The removal of McChrystal does nothing to resolve the conflict that exists within the Obama administration nor the problem US capitalism faces in Afghanistan. One side is evidently led by Secretary of “Defense” Robert Gates, a holdover from the Bush administration. These are the “COIN” advocates, who pushed for the increased troops in Afghanistan. The other wing is apparently led by Vice President Joe Biden  – the “counter terrorism” advocates - who more or less opposed the increase. In the end, Obama constructed something of a compromise when he sent the troops, in that at the same time he pledged a complete withdrawal within a relatively short time (starting in 2011). This compromise was based on the fact that both wings are correct in their criticisms of the other side, and mistaken in their own approach.

Imperialist Forces

This is connected to the fact that the Kabul regime can never play an independent role; it will always be dependent on different imperialist forces and buffeted this way and that by those forces. On the one hand, Indian capitalism is seeking to play a role in Afghanistan. That capitalist class’s bitter rival – Pakistani imperialism – is of course concerned and is trying to work out a peace deal of their own within Afghanistan – one that excludes the influence of their rival. Thus it is that al Jazeera recently reported a rumor that a top leader of the armed resistance to the regime – Sirajuddin Haqqani – met recently with Karzai. Haqqani, based in northern Pakistan, commands a force that is somewhat independent although closer to al Qaeda than the Taliban and is supposedly responsible for some of the most sophisticated and devastating attacks in Afghanistan. He was reportedly accompanied by Pakistan’s head of the army and the head of the ISI (Pakistan’s intelligence agency) in his meeting in Kabul with Karzai.

Whether this rumor is true or not is almost irrelevant. Clearly, Karzai is desperate to work out his own peace deal with the various regional forces so that he doesn’t lose his head whenever the US forces leave. As for US capitalism, it is locked into a battle it cannot win but in which it cannot afford to admit defeat. To do so would enormously encourage the nationalist capitalist forces in the Islamic world.

Crisis of US Capitalism & the Working Class’s Power

Bogged down in Iraq and Afghanistan, beset with an economic crisis whose end is no more in sight than are these military adventures, US capitalism is in ever greater crisis. However, far from a toothless tiger, it is even more dangerous in this crisis. In fact, as this is being written there are reports that US capitalism is moving naval ships towards the coast of Iran. (It should be noted that the recently derived Obama nuclear policy was worked out to exclude Iran - among a few others - from a pledge on the part of the US not to use nuclear weapons first.)

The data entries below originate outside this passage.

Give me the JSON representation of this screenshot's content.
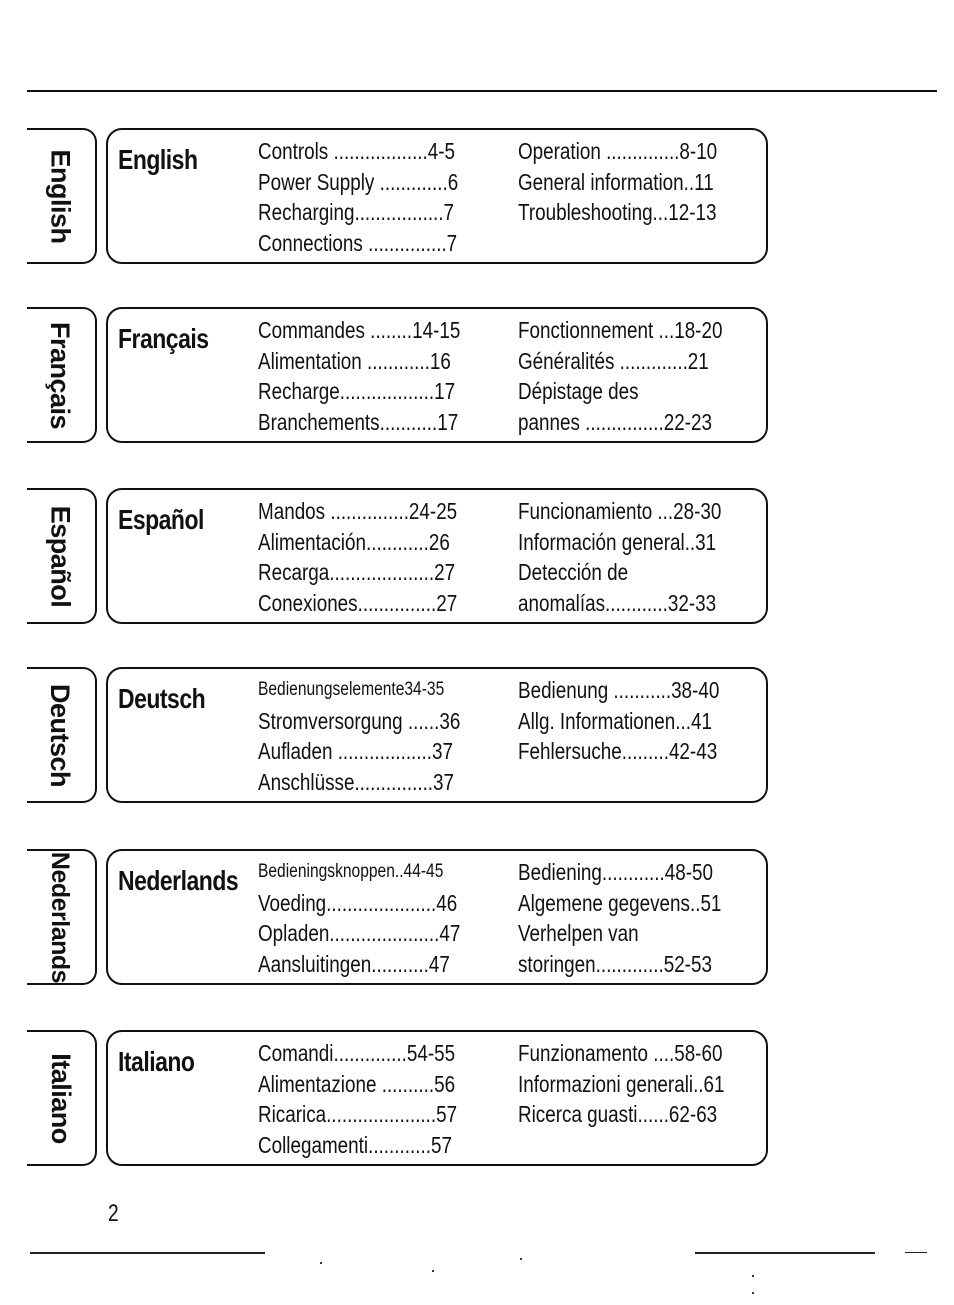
{
  "page": {
    "number": "2"
  },
  "sections": [
    {
      "tab_label": "English",
      "title": "English",
      "col1": [
        {
          "text": "Controls ..................4-5"
        },
        {
          "text": "Power Supply .............6"
        },
        {
          "text": "Recharging.................7"
        },
        {
          "text": "Connections ...............7"
        }
      ],
      "col2": [
        {
          "text": "Operation ..............8-10"
        },
        {
          "text": "General information..11"
        },
        {
          "text": "Troubleshooting...12-13"
        },
        {
          "text": ""
        }
      ]
    },
    {
      "tab_label": "Français",
      "title": "Français",
      "col1": [
        {
          "text": "Commandes ........14-15"
        },
        {
          "text": "Alimentation ............16"
        },
        {
          "text": "Recharge..................17"
        },
        {
          "text": "Branchements...........17"
        }
      ],
      "col2": [
        {
          "text": "Fonctionnement ...18-20"
        },
        {
          "text": "Généralités .............21"
        },
        {
          "text": "Dépistage des"
        },
        {
          "text": "pannes ...............22-23"
        }
      ]
    },
    {
      "tab_label": "Español",
      "title": "Español",
      "col1": [
        {
          "text": "Mandos ...............24-25"
        },
        {
          "text": "Alimentación............26"
        },
        {
          "text": "Recarga....................27"
        },
        {
          "text": "Conexiones...............27"
        }
      ],
      "col2": [
        {
          "text": "Funcionamiento ...28-30"
        },
        {
          "text": "Información general..31"
        },
        {
          "text": "Detección de"
        },
        {
          "text": "anomalías............32-33"
        }
      ]
    },
    {
      "tab_label": "Deutsch",
      "title": "Deutsch",
      "col1": [
        {
          "text": "Bedienungselemente34-35",
          "small": true
        },
        {
          "text": "Stromversorgung ......36"
        },
        {
          "text": "Aufladen ..................37"
        },
        {
          "text": "Anschlüsse...............37"
        }
      ],
      "col2": [
        {
          "text": "Bedienung ...........38-40"
        },
        {
          "text": "Allg. Informationen...41"
        },
        {
          "text": "Fehlersuche.........42-43"
        },
        {
          "text": ""
        }
      ]
    },
    {
      "tab_label": "Nederlands",
      "title": "Nederlands",
      "col1": [
        {
          "text": "Bedieningsknoppen..44-45",
          "small": true
        },
        {
          "text": "Voeding.....................46"
        },
        {
          "text": "Opladen.....................47"
        },
        {
          "text": "Aansluitingen...........47"
        }
      ],
      "col2": [
        {
          "text": "Bediening............48-50"
        },
        {
          "text": "Algemene gegevens..51"
        },
        {
          "text": "Verhelpen van"
        },
        {
          "text": "storingen.............52-53"
        }
      ]
    },
    {
      "tab_label": "Italiano",
      "title": "Italiano",
      "col1": [
        {
          "text": "Comandi..............54-55"
        },
        {
          "text": "Alimentazione ..........56"
        },
        {
          "text": "Ricarica.....................57"
        },
        {
          "text": "Collegamenti............57"
        }
      ],
      "col2": [
        {
          "text": "Funzionamento ....58-60"
        },
        {
          "text": "Informazioni generali..61"
        },
        {
          "text": "Ricerca guasti......62-63"
        },
        {
          "text": ""
        }
      ]
    }
  ]
}
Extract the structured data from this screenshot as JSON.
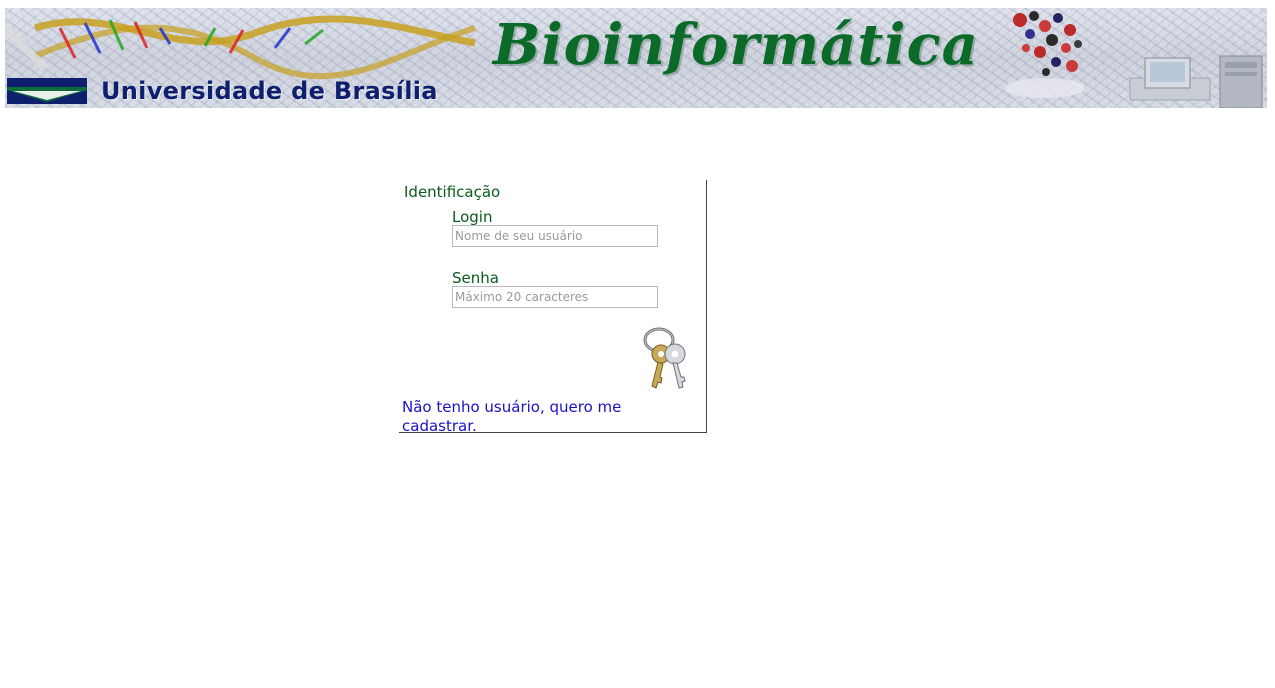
{
  "banner": {
    "university_name": "Universidade de Brasília",
    "title": "Bioinformática"
  },
  "login_panel": {
    "legend": "Identificação",
    "login_label": "Login",
    "login_placeholder": "Nome de seu usuário",
    "login_value": "",
    "password_label": "Senha",
    "password_placeholder": "Máximo 20 caracteres",
    "password_value": "",
    "submit_icon": "keys-icon",
    "register_link": "Não tenho usuário, quero me cadastrar."
  },
  "colors": {
    "label_green": "#0b5a1e",
    "title_green": "#0b6a28",
    "link_blue": "#1a12c8",
    "unb_blue": "#0e1f6e",
    "unb_green": "#0f6b3a"
  }
}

As for Afghanistan, Robert Grenier, former head of the US’s CIA in that country and former head of the CIA’s counter-terrorism unit, commented that “it seems that Afghanistan is condemned, when all is said and done, to an open-ended civil war.” Grenier, of course, is oblivious to the potential of the world’s working class to play an independent role in history. Even by regional standards, Afghanistan is extremely underdeveloped and its working class is extremely small. However, any move by the working class of Pakistan, India or that giant to the north – the Chinese working class – will have the potential to upset all the plans of the world’s capitalist classes, be they from the US, India, China or the Islamic world.

Note: Since this was written, it has been revealed by the Wall St.
Journal (6-28/10) that an estimated $3 billion plus per year in cash
is being shipped out of Afghanistan, whose annual GDP is under $14
billion. Much of this is money embezzled from US (and other)
international aid programs. This shows that such aid programs are
little but a cash cow for the corrupt capitalist and feudal rulers of
the country and that they do little or nothing for the peasants and
workers of the country. It shows that all the COIN and other such
strategies are doomed to failure.